Of course, in assembling a case where a physical reality might be at difference with what Scripture seemed to say, it was entirely acceptable to pose, as a theoretical matter, that such a thing might be the case. By the time Galileo began his career, nearly everybody who thought about it agreed that Copernicus' observations of planetary motions gave better results. There were any number of possible reasons why this might be so, including positing the idea that the earth did indeed go around the Sun. However, if you were going to go further than advancing it as a model which gave better predictions, such a theory had to be proven beyond any reasonable doubt before one could make that assertion. Clearly, Galileo thought he had, and he could go much further than he imagined. Unfortunately, he didn't.
These differing understandings slowly led to what is best described as a grave misunderstanding on both sides over many decades. Some of them remain unresolved. For example, did Cardinal Robert Bellarmine formally admonish Galileo not to teach the Copernican system in any way in 1616? There is a written admonishment on the record, to be sure, but it is unsigned, and would not have any more legal status than a draft. Did Cardinal Bellarmine say it orally? He didn't say, and, he being dead, there's no way to know. The problem was that Galileo behaved and acted as if Cardinal Bellarmine had done just that.
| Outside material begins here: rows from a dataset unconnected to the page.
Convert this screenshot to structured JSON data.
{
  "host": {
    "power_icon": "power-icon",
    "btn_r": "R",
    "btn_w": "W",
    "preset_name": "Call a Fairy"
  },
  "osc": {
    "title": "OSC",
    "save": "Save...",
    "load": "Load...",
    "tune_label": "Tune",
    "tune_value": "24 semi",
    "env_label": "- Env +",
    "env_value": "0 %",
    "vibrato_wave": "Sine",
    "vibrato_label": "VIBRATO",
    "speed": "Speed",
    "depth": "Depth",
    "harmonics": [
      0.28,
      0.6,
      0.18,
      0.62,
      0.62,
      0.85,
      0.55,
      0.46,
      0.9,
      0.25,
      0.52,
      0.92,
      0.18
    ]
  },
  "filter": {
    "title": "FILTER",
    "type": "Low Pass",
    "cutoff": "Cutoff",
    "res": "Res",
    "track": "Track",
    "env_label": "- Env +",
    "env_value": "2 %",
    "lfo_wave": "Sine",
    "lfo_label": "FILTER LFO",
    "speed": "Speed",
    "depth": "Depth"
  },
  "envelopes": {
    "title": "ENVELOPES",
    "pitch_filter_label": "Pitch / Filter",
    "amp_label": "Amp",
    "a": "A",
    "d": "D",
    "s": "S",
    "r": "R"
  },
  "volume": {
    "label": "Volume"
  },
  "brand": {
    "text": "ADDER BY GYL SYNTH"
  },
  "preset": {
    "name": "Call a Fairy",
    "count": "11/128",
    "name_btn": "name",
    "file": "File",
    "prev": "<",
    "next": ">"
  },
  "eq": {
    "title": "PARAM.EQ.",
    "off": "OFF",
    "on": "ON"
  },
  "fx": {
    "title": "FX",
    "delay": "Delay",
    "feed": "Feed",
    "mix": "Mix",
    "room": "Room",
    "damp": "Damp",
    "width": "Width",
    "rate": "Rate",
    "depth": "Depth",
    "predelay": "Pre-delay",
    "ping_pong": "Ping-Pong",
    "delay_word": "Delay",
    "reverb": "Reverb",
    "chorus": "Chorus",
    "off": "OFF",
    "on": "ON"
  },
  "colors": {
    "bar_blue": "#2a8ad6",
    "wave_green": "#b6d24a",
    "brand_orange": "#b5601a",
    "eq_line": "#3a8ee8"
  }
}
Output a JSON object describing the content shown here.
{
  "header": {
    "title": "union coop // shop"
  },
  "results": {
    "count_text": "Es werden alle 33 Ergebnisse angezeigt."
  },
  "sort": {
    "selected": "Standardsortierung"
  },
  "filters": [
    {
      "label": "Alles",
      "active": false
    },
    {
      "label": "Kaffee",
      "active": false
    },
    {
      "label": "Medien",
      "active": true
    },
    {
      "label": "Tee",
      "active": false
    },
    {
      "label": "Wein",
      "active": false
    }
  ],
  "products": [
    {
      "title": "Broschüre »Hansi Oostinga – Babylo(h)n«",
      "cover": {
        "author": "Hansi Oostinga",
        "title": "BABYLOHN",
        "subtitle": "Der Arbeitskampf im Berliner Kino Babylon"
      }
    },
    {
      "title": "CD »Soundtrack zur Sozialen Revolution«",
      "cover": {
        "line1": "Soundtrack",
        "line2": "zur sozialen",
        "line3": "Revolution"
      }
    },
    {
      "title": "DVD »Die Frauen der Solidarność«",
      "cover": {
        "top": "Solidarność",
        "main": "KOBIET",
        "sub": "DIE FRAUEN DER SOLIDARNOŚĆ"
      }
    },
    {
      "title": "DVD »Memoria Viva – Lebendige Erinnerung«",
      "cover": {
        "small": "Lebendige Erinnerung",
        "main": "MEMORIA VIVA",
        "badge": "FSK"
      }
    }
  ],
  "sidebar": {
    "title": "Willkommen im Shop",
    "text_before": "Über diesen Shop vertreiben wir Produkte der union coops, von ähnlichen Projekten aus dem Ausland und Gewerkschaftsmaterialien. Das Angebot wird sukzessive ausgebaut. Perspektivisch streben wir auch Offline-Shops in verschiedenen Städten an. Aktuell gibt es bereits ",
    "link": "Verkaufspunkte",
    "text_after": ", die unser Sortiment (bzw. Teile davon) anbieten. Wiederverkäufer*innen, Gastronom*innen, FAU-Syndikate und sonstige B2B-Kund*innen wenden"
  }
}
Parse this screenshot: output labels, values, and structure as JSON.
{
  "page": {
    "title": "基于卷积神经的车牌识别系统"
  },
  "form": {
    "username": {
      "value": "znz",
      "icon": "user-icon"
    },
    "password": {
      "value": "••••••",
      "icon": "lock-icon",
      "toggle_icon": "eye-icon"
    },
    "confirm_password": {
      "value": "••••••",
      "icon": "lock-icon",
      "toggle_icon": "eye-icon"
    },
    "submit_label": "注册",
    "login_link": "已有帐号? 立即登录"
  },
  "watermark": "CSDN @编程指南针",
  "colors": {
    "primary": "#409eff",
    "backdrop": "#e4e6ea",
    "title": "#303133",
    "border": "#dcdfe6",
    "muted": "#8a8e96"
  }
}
When he did finally get the summons, he tried the singularly unconvincing defense that he meant to refute the Copernican system, not promote it. That was a rather plain insult to anybody's intelligence. The conclusion was that Bellarmine had given a formal admonishment to Galileo, and that Galileo was trying to wriggle around the fact. This led the Church court to assign the unsigned document a force it would not have otherwise had.
As historians learn quickly, what people believe to be true is at least as important as what is true. What Cardinal Bellarmine said or did is not really known, but Galileo behaved and acted as if he had acted in a certain way. On this one, his inquisitors felt obliged to believe what Galileo apparently believed. What actually happened in 1616 is secondary.
That last point illustrates the strength of this book: it would be hard to get a better summary of what was said and written, and a better analysis of those things. But without some prior understanding of the central issues, one is tempted to get lost in the detail, and I, for one, found it a difficult book to review and summarize as a result.